── Source information ──

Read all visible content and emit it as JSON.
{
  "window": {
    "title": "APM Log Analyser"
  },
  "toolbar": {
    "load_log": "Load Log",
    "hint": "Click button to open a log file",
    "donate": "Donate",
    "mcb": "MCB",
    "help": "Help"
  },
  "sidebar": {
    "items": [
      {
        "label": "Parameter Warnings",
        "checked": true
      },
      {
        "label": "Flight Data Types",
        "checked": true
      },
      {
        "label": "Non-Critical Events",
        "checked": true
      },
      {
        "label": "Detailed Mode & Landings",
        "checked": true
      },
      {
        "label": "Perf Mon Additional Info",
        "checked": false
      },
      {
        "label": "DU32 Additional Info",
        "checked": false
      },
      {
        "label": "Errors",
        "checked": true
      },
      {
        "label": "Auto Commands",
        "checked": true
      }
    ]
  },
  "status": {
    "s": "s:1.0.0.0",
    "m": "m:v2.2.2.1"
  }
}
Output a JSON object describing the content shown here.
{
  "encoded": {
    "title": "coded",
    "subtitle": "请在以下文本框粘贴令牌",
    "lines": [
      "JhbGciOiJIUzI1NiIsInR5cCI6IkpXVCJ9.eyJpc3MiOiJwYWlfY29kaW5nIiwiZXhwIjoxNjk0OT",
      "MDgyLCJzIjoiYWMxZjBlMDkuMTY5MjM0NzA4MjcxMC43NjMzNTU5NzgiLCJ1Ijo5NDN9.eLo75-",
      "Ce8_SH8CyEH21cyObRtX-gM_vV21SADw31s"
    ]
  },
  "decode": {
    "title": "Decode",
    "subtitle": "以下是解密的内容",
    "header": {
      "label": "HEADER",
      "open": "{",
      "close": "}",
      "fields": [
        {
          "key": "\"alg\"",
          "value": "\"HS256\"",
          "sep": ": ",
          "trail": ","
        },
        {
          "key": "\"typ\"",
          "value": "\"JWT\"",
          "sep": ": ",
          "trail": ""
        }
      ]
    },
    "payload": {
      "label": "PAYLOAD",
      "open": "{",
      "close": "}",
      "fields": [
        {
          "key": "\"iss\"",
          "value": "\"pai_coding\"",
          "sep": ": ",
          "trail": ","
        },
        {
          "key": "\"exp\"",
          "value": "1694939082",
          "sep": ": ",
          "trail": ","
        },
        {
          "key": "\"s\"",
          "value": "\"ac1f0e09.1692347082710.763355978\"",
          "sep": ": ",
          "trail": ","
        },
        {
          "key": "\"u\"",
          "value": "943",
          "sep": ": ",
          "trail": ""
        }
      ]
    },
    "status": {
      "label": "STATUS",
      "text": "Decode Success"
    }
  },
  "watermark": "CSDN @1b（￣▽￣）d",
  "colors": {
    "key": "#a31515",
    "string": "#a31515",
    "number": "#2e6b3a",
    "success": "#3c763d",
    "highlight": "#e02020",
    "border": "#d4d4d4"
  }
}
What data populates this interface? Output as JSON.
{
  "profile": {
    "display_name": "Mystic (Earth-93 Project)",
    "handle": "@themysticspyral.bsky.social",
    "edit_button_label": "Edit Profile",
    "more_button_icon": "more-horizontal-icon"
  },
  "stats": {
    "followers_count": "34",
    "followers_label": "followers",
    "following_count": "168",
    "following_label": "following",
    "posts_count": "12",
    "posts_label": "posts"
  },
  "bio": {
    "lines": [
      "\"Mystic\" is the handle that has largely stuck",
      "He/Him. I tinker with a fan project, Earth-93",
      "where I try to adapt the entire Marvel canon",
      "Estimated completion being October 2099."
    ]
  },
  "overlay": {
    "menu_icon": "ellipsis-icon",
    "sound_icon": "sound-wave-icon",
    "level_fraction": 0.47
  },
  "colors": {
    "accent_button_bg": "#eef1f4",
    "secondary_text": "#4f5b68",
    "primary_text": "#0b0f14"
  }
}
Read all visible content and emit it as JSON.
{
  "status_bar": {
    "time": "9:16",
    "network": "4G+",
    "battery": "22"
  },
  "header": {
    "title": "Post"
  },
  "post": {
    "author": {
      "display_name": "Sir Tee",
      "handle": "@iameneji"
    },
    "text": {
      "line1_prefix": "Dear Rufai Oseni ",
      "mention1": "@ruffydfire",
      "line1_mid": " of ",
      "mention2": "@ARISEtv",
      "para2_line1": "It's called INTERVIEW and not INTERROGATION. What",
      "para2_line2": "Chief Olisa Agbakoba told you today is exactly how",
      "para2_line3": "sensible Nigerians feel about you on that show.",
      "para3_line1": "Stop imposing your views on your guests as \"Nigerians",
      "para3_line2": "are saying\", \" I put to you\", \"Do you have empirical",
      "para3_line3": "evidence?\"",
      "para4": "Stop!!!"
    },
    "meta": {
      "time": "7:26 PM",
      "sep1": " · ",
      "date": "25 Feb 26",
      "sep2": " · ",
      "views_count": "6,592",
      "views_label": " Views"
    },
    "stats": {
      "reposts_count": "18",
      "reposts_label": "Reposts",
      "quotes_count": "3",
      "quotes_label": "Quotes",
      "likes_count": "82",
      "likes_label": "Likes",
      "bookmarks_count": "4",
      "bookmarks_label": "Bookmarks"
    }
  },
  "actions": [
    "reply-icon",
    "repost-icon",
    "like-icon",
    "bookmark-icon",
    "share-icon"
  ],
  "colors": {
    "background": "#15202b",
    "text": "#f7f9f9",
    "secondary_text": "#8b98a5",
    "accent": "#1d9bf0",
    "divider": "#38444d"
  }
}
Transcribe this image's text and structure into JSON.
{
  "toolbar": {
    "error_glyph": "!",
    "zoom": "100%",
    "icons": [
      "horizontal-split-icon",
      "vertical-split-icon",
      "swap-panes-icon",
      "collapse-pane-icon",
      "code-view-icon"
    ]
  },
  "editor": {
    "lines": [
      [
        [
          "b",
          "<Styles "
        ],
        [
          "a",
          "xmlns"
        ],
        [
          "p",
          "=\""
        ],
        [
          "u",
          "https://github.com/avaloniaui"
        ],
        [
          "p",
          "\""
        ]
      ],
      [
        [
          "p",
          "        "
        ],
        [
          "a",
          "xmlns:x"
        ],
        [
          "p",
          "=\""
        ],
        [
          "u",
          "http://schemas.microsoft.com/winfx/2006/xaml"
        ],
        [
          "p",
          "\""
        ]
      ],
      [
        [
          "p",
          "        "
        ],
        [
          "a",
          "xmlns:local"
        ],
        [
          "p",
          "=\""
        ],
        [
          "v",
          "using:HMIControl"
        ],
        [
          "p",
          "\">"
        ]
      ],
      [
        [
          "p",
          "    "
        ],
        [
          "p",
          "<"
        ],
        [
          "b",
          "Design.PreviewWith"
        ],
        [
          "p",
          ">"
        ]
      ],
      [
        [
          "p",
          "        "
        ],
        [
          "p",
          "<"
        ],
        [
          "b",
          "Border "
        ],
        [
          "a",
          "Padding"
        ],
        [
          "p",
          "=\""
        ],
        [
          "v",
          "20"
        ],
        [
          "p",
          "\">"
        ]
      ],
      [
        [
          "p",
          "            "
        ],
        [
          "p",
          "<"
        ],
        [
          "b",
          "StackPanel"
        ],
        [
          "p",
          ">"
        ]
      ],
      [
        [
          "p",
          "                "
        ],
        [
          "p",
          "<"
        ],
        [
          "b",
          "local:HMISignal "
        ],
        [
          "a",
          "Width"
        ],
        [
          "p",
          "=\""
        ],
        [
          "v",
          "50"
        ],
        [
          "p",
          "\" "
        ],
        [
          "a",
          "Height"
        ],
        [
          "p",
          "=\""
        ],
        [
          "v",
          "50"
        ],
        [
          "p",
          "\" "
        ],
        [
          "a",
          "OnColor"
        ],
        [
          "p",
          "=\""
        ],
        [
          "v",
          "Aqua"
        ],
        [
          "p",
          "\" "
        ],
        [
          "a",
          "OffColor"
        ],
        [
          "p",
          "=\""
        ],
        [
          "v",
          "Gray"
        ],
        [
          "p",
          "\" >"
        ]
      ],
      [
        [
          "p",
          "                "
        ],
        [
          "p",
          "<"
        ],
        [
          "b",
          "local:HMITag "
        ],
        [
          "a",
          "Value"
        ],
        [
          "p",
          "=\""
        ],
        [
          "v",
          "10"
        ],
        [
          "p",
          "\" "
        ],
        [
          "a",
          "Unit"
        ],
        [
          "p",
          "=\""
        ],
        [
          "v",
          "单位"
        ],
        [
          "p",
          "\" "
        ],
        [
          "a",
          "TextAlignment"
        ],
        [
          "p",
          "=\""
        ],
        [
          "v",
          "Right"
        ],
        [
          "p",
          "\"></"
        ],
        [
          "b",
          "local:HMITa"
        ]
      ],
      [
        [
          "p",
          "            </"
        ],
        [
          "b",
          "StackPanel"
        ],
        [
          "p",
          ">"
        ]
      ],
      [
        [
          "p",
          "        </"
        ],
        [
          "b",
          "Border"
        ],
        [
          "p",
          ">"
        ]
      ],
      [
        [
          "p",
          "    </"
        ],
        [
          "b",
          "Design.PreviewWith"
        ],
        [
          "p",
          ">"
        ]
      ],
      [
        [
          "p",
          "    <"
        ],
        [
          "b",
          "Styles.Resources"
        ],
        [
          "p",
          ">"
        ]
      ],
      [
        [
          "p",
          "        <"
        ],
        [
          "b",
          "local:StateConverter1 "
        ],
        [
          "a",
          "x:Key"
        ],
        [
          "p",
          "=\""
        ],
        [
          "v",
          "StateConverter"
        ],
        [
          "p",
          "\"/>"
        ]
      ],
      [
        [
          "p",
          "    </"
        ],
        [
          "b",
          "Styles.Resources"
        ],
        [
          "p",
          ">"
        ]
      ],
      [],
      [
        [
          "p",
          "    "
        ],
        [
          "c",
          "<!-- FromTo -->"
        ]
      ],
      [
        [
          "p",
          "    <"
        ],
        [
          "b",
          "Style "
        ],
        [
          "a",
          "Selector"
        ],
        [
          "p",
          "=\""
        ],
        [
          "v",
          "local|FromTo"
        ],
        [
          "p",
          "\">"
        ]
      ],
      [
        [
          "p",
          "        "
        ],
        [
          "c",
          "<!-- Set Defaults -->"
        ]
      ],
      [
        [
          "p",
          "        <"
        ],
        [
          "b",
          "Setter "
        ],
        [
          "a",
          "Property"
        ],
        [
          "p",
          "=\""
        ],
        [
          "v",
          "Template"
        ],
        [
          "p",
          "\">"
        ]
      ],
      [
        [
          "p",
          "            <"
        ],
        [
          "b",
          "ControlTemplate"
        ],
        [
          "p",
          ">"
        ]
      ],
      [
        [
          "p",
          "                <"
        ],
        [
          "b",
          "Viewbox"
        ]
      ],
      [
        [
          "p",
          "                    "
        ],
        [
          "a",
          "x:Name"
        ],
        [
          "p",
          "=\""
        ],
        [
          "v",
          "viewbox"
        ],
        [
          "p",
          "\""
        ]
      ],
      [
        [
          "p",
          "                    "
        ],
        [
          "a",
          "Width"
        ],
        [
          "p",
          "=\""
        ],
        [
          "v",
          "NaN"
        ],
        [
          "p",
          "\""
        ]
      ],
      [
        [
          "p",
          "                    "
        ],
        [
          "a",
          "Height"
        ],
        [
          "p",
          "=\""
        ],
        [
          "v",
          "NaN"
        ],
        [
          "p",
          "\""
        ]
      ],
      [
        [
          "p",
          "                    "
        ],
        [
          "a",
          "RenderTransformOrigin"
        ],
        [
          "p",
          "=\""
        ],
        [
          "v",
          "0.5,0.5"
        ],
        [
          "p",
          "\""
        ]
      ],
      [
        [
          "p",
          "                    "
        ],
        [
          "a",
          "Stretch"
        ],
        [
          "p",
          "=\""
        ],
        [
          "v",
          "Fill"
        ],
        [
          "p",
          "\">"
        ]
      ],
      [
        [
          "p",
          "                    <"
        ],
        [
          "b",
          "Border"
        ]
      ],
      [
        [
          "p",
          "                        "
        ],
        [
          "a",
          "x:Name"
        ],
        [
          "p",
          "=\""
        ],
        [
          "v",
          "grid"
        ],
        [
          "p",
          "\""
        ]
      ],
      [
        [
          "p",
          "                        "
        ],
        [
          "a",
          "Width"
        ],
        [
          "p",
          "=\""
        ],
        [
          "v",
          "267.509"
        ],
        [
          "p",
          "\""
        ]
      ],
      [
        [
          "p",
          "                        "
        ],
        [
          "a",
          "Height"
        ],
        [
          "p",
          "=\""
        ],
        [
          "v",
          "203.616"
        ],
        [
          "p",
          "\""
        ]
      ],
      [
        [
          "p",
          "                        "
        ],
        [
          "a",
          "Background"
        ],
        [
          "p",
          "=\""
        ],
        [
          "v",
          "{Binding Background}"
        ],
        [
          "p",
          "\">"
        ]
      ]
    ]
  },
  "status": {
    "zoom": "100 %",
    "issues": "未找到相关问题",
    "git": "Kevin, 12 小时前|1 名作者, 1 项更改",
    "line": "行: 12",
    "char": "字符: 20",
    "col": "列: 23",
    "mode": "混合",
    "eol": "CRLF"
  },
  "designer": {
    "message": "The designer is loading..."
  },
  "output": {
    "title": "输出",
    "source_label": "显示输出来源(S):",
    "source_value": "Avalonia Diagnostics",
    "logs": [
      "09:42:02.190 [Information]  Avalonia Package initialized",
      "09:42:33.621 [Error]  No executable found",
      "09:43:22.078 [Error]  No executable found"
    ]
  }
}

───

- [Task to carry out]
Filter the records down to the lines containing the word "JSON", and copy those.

- [Reply to the exercise]
Read all visible content and emit it as JSON.
Output a JSON object describing the content shown here.
What data populates this interface? Output as JSON.
Read all visible content and emit it as JSON.
Transcribe this image's text and structure into JSON.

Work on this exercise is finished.